For the full year, earnings rose 24%, to $4.47 per share from $3.61 per share in 2006 on revenue of $318 million, 21% higher than its $263.6 million the previous year.
At the start of the 2008 academic year, Strayer opened new campuses in Raleigh and Charlotte, N.C., and said in its fourth-quarter earnings release that in the 2008 spring term it will expand to new locations in Atlanta and Orlando, two markets in which it's already established.
With its programs narrowly focused on business and information technology, the costs of opening a new campus are limited to renting the buildings to house classrooms and hiring new instructors, says Urdan: "So the return on invested capital in the Strayer story is just phenomenal."
The economic slowdown hasn't caused any of the companies with which Strayer has alliances to pull back in reimbursing their employees' education expenses, Robert Silberman, Strayer's chairman and chief executive, said on a conference call to discuss the latest results.

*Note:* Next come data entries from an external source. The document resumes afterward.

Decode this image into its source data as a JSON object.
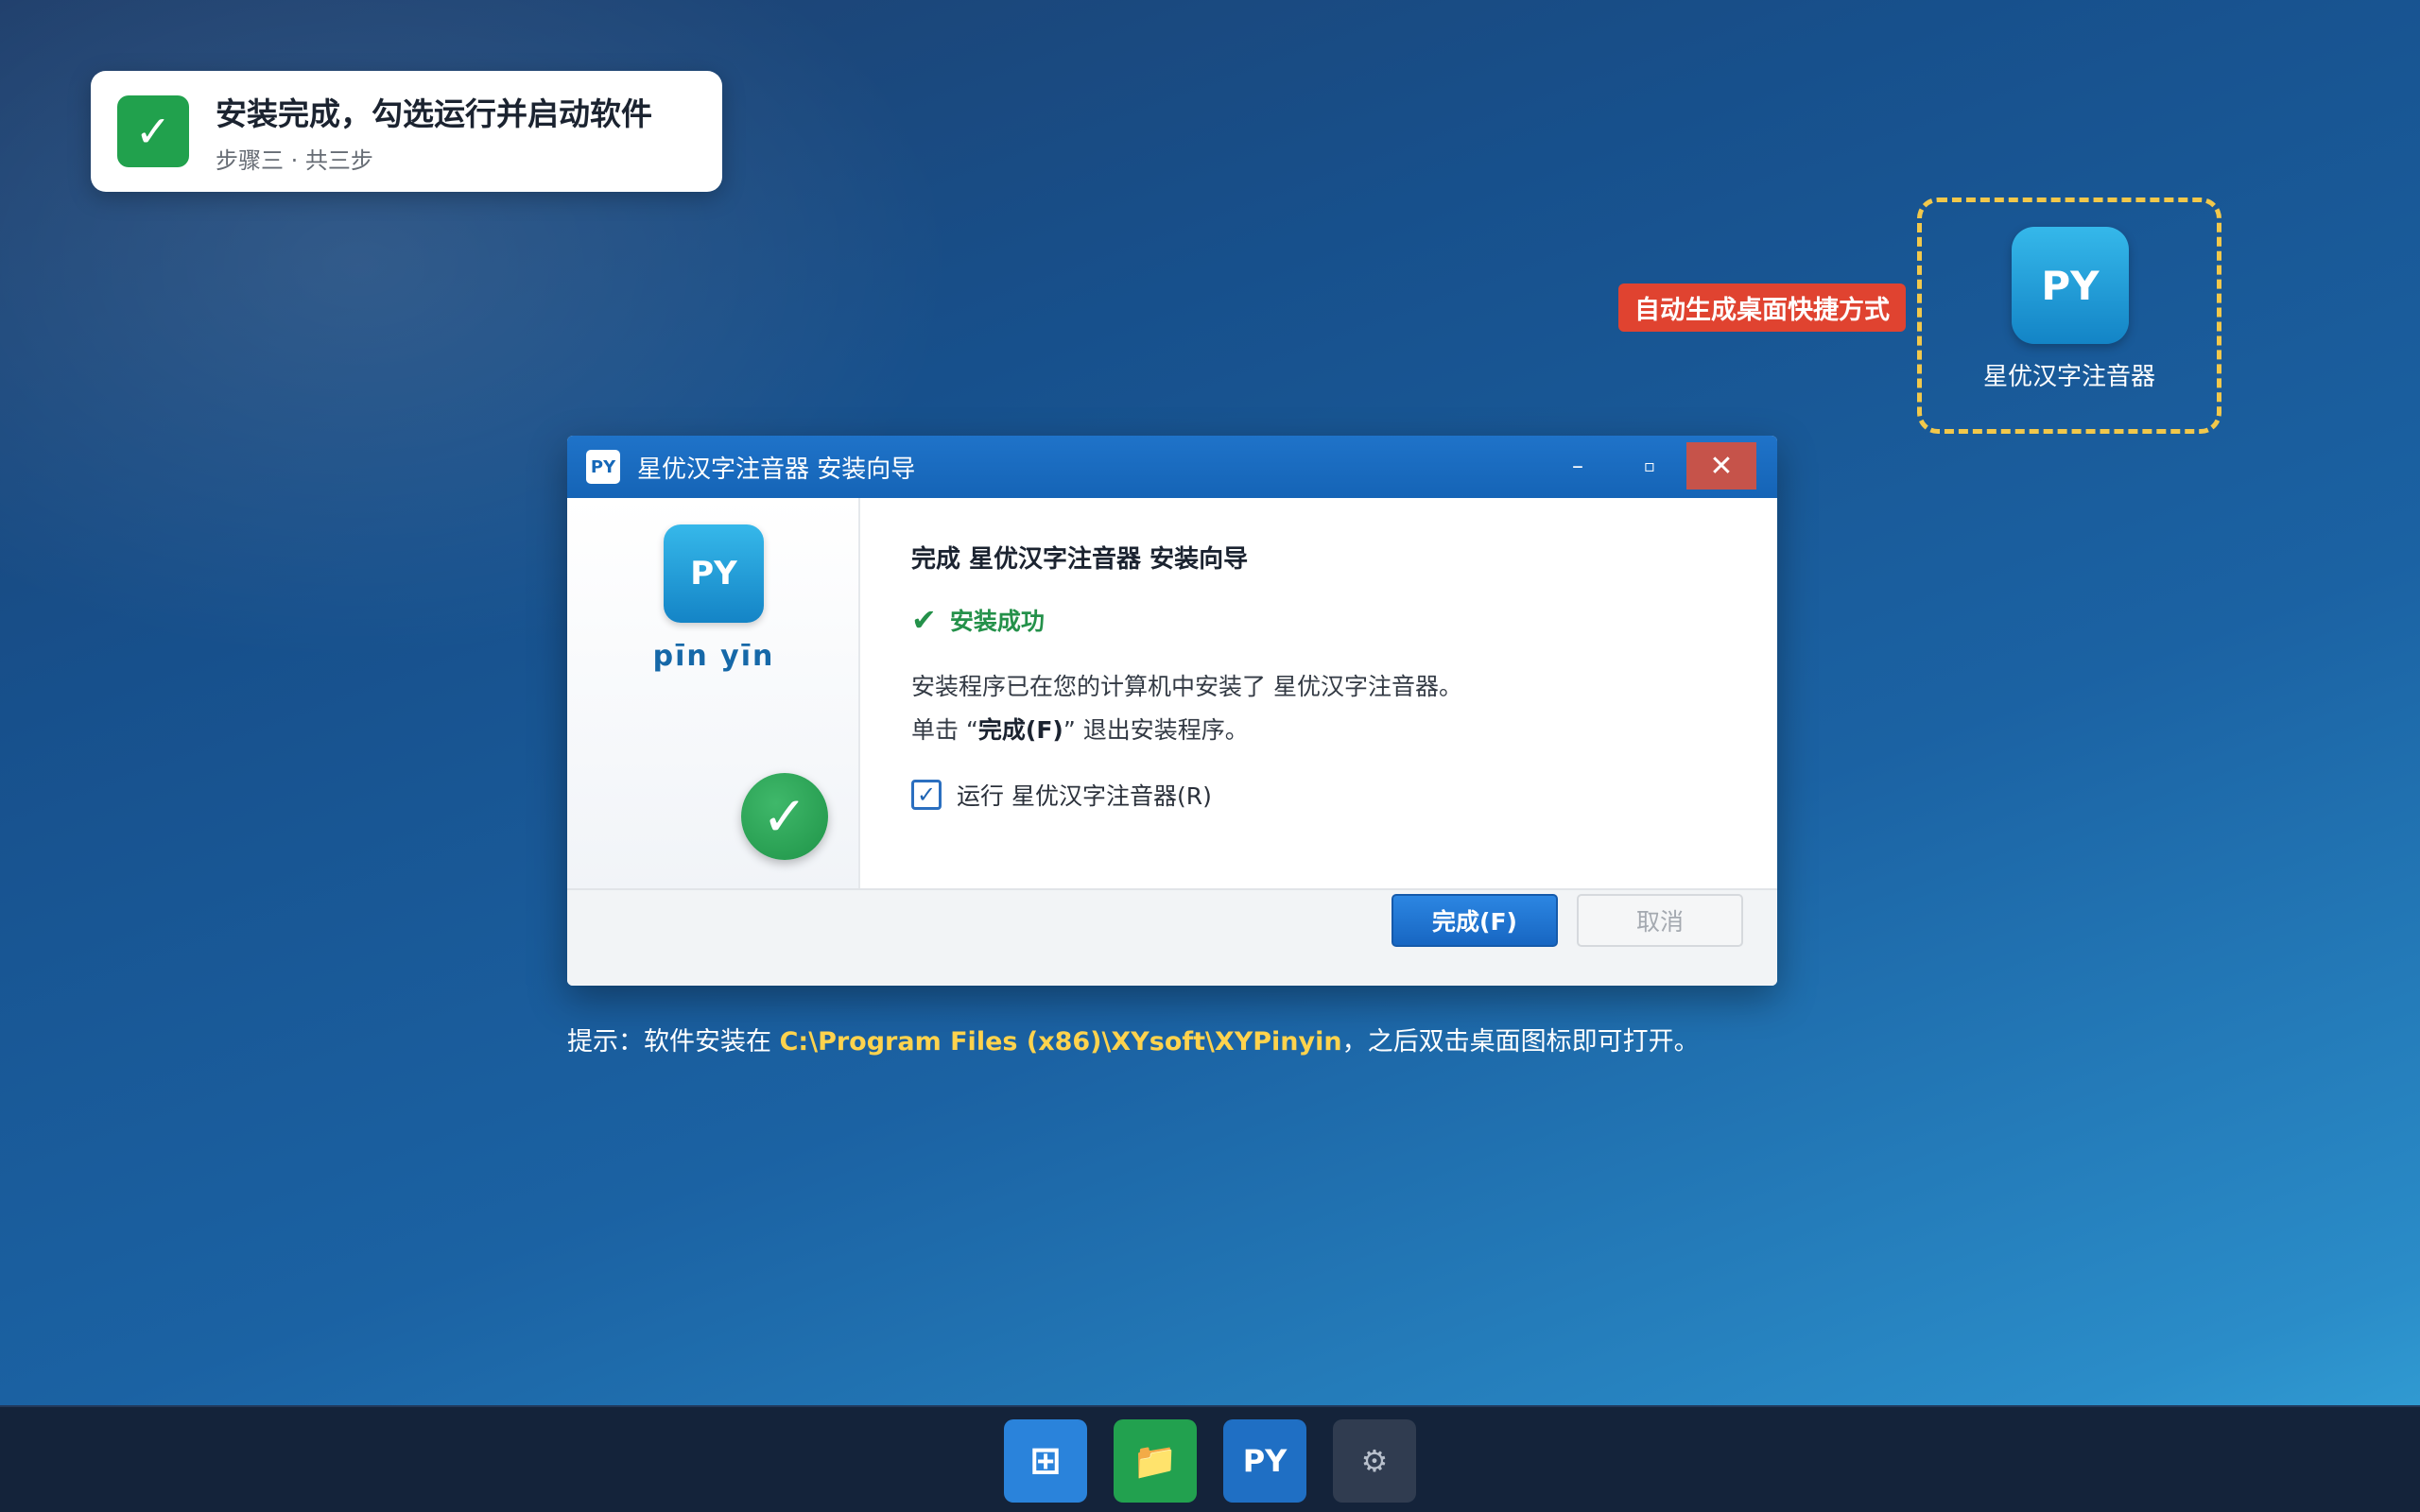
{
  "toast": {
    "title": "安装完成，勾选运行并启动软件",
    "subtitle": "步骤三 · 共三步",
    "icon": "check-icon"
  },
  "desktop_shortcut": {
    "tag": "自动生成桌面快捷方式",
    "icon_text": "PY",
    "label": "星优汉字注音器"
  },
  "dialog": {
    "title": "星优汉字注音器 安装向导",
    "title_icon_text": "PY",
    "window_controls": {
      "minimize": "–",
      "maximize": "▫",
      "close": "✕"
    },
    "sidebar": {
      "logo_text": "PY",
      "pinyin": "pīn yīn"
    },
    "heading": "完成 星优汉字注音器 安装向导",
    "success_text": "安装成功",
    "line1": "安装程序已在您的计算机中安装了 星优汉字注音器。",
    "line2_prefix": "单击 “",
    "line2_bold": "完成(F)",
    "line2_suffix": "” 退出安装程序。",
    "run_checkbox": {
      "label": "运行 星优汉字注音器(R)",
      "checked": true
    },
    "finish_button": "完成(F)",
    "cancel_button": "取消"
  },
  "hint": {
    "prefix": "提示：软件安装在 ",
    "path": "C:\\Program Files (x86)\\XYsoft\\XYPinyin",
    "suffix": "，之后双击桌面图标即可打开。"
  },
  "taskbar": {
    "items": [
      {
        "name": "start-icon",
        "glyph": "⊞"
      },
      {
        "name": "folder-icon",
        "glyph": "📁"
      },
      {
        "name": "pinyin-app-icon",
        "glyph": "PY"
      },
      {
        "name": "gear-icon",
        "glyph": "⚙"
      }
    ]
  },
  "colors": {
    "accent": "#1766c2",
    "success": "#21a14d",
    "tag": "#e04330",
    "highlight": "#ffd34d"
  }
}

"Most of the corporations we have alliances with tend to be heavily invested in human capital," he told analysts and shareholders. "I do not believe we will see much of an impact with regard to our business should the economy enter a recession."
In the last recession of 2001-02, corporate funding held steady at 20%, with the remaining 80% coming from students' and their families' pockets, Silberman said.

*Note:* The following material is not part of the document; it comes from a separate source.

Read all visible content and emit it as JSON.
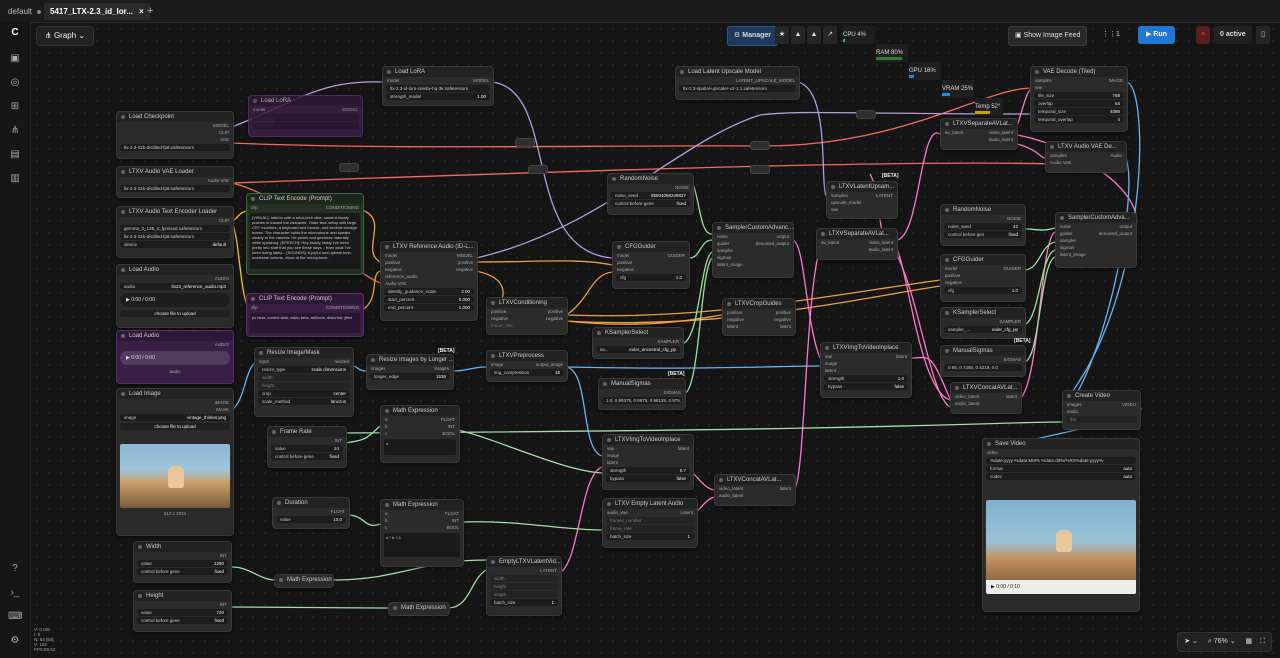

If companies decide to reduce the levels at which they're willing to reimburse employees for education costs, Strayer still has plenty of room under the requirements of the Title IV federal education loan program to expand students' financial-aid packages, he said.
Last year, Strayer repurchased roughly 260,800 shares of common stock at an average price of $146.05 per share, including 102,900 shares purchased at an average price of $175.86 in the fourth quarter. The company said it has remaining authorization to buy back up to $81.9 million worth of additional shares.
In February, Strayer's board approved grants of 42,536 shares of restricted stock to certain employees as part of the company's existing equity compensation plan, which replaced the stock options three years ago. These shares vest over three to five years and represent about 0.3% of total common shares outstanding, according to the earnings release. The stock price closed at $162.10 on the date of the restricted stock grant.
Any appreciation in the stock price will be driven by earnings rather than the multiples, Signal Hill's Urdan said, and he expects annual returns to be around 18%. "It's the kind of name to buy on weakness in order to maximize returns," he said.
In contrast, most of Strayer's rivals are not going to enjoy the high valuations they used to—at least not for a while—says Dobell at William Blair.
Bogoslaw is a reporter for BusinessWeek's Investing channel .